GSMA: Americans pay more for LTE access than others

The United States has emerged as the largest LTE market in the world, but it's also the most expensive, according to a report from the GSMA.

According to the New York Times, which first noted the report, prices in the U.S. for LTE on a per gigabyte basis are significantly higher than in other early LTE markets. The report, from GSMA unit Wireless Intelligence, found that Verizon charges $7.50 per GB on its LTE network, compared to the European average of $2.50 per GB and the average in Sweden of 63 cents per GB of LTE data.

Verizon spokeswoman Brenda Raney noted to the NYT that the $7.50 per GB price ratio is for Verizon's Share Everything plans that include unlimited voice and messaging (and the ratio is derived from the highest possible usage tier: 20 GB for $150 per month). She said that if customers bought a data-only plan they would pay $5.50 per GB, still higher than the European average.

AT&T Mobility's (NYSE:T) shared data plans, which are option for new or existing customers, offer higher prices per GB than Verizon's do, topping out at $10 per GB of shared data ($200 per month for 20 GB of shared data). AT&T also offers data plans for individual customers and charges $20 per month for 300 MB, $30 for 3 GB and $50 per 5 GB.

Sprint Nextel (NYSE:S), which launched LTE service this summer, offers unlimited smartphone data for its LTE phones, with plans starting at $79.99 per month. However, Sprint has usage-based plans for its data-only LTE devices, and charges $6.67 per GB for its highest-tier data plan (12 GB for $80 per month).

Calum Dewar, the Wireless Intelligence analyst who made the comparison, proposed a few reasons why U.S. consumers were paying more for LTE, according to the NYT. He said many U.S. carriers sell LTE data as part of a larger package of services whereas European operators often sell standalone data-packages. The rise of usage-based pricing in the U.S. market also drives up costs. Europe also has the greatest share of LTE carriers--38 of 88 worldwide--leading to more competition on price, Dewar said.

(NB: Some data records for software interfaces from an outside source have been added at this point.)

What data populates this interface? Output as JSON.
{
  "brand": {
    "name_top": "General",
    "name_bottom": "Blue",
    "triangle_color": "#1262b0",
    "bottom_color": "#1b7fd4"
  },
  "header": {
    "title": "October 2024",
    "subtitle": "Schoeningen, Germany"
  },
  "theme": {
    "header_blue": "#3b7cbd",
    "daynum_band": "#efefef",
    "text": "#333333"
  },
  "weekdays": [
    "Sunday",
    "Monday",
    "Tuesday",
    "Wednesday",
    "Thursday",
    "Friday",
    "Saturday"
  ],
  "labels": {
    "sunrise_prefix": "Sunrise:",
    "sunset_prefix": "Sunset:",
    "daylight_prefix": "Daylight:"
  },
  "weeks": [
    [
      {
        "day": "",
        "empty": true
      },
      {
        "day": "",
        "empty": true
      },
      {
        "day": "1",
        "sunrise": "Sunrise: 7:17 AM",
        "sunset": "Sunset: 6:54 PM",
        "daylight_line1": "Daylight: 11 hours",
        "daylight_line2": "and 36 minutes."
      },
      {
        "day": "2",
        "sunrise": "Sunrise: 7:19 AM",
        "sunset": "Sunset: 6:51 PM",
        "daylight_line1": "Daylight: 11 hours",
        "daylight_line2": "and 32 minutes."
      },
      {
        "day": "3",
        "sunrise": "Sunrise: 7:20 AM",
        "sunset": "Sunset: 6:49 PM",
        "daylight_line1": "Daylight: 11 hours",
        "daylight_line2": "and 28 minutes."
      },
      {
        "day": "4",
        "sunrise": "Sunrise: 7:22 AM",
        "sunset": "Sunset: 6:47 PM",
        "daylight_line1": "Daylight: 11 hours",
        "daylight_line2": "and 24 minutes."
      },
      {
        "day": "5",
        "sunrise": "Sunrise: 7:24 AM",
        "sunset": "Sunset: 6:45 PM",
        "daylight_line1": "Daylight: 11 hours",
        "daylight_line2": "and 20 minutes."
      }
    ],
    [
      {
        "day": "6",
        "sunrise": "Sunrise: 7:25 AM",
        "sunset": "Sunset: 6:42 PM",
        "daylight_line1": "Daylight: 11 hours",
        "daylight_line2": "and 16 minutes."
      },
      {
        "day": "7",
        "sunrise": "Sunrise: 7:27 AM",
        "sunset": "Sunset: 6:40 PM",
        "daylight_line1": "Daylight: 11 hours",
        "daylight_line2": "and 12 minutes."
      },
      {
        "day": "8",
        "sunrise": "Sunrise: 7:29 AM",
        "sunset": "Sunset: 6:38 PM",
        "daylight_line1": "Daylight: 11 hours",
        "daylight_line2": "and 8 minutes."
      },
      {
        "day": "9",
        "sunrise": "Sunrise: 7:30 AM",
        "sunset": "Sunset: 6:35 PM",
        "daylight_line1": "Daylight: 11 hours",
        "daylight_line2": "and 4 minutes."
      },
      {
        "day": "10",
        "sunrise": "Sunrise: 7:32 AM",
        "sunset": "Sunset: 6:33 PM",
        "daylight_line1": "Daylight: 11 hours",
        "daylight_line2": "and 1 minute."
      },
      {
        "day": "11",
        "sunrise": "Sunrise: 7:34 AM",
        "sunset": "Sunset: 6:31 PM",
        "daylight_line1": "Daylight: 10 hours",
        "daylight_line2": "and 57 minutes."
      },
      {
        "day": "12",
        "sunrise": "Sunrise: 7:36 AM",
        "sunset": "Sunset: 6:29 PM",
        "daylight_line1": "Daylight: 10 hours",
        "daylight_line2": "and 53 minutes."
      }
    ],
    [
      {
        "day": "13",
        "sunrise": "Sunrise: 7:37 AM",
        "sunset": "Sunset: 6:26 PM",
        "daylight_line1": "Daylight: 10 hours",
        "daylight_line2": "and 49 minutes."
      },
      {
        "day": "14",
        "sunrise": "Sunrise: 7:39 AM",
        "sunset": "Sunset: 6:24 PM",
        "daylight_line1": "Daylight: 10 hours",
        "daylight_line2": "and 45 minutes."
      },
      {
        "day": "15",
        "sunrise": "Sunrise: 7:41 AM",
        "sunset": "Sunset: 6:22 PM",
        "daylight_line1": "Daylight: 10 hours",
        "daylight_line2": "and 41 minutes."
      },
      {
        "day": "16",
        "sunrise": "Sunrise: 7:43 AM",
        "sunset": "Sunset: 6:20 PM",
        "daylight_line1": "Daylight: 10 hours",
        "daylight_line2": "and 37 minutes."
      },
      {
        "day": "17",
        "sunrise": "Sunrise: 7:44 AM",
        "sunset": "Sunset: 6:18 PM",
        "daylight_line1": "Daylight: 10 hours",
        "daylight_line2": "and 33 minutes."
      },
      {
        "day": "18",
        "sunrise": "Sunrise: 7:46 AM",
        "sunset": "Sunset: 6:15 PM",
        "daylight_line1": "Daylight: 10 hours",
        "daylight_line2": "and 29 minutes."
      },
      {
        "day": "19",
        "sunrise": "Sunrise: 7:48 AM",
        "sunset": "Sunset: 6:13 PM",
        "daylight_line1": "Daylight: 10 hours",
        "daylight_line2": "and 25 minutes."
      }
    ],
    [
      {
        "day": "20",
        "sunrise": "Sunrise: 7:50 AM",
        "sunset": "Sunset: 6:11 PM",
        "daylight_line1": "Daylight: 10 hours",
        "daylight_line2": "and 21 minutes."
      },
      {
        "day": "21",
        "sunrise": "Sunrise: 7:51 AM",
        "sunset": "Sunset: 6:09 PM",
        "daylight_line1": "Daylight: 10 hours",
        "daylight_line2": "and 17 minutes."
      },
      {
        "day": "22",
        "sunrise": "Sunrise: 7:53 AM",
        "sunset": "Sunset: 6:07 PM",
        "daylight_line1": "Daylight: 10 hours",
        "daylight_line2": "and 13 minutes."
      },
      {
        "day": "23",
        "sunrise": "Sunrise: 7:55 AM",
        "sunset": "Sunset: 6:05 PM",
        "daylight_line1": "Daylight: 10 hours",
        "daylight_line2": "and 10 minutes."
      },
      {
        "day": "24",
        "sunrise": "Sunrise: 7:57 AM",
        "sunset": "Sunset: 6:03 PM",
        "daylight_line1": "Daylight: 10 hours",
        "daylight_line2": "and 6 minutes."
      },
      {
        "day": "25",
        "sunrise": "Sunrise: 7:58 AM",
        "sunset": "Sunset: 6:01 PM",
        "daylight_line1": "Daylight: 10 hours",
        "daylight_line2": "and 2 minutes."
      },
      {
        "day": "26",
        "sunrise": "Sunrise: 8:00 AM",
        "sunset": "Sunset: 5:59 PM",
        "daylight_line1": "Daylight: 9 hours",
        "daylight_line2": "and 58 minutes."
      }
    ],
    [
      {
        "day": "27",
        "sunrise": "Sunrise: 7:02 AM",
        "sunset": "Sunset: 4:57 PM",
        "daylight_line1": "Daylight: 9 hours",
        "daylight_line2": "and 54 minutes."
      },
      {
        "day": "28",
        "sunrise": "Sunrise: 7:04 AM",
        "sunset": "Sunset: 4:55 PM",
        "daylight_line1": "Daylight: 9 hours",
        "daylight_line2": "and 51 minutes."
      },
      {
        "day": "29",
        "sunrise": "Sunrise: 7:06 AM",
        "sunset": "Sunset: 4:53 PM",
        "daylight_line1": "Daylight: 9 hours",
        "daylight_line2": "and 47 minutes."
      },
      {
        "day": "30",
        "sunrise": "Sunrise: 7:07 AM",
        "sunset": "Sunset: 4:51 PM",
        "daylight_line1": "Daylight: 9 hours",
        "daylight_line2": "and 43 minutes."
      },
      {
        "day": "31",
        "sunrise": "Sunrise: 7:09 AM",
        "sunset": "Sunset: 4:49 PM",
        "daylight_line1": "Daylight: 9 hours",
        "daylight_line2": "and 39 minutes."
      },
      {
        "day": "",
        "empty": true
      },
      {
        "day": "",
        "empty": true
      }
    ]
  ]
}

The U.S. carriers counter that they have more than half of all LTE subscribers worldwide--most held by Verizon--and that the cost of covering the U.S. market with LTE is higher than in many European countries.

For more:
- see this NYT article

Related Articles:
Report: LTE commands 20% premium, but competition will throttle it back
Verizon CTO: 35% of data traffic now goes over LTE
Report: LTE subscribers use more data in over-the-top content apps
Verizon reveals higher-usage tiers for Share Everything plans
Sprint: Verizon and AT&T's shared data plans are more expensive
AT&T follows Verizon with 'Mobile Share' shared data plans
Verizon launches shared data plans, as T-Mobile knocks them

Article updated Oct. 22 to reflect that Calum Dewar of Wireless Intelligence did not attribute one cause of lower LTE data pricing in Europe to the use of prepaid LTE data by MVNOs.

Sponsored by ADI

What if we were always connected? With the help of our advanced wireless technology, even people in the most remote places could always be in touch.

What if there were no ocean, desert, mountain or event that could ever keep us from telling our stories, sharing discoveries or asking for help? ADI’s next-gen communications technology could keep all of us connected.

Suggested Articles

AT&T has shifted its Cricket prepaid brand to a 100% authorized retailer model, according to Wave7 Research.

The FCC decided to extend the timeline for responding to Huawei's application for review until December 11.

All operators are trying to understand the intersection between their networks and hyperscale networks. But who gets the lion's share of the revenue?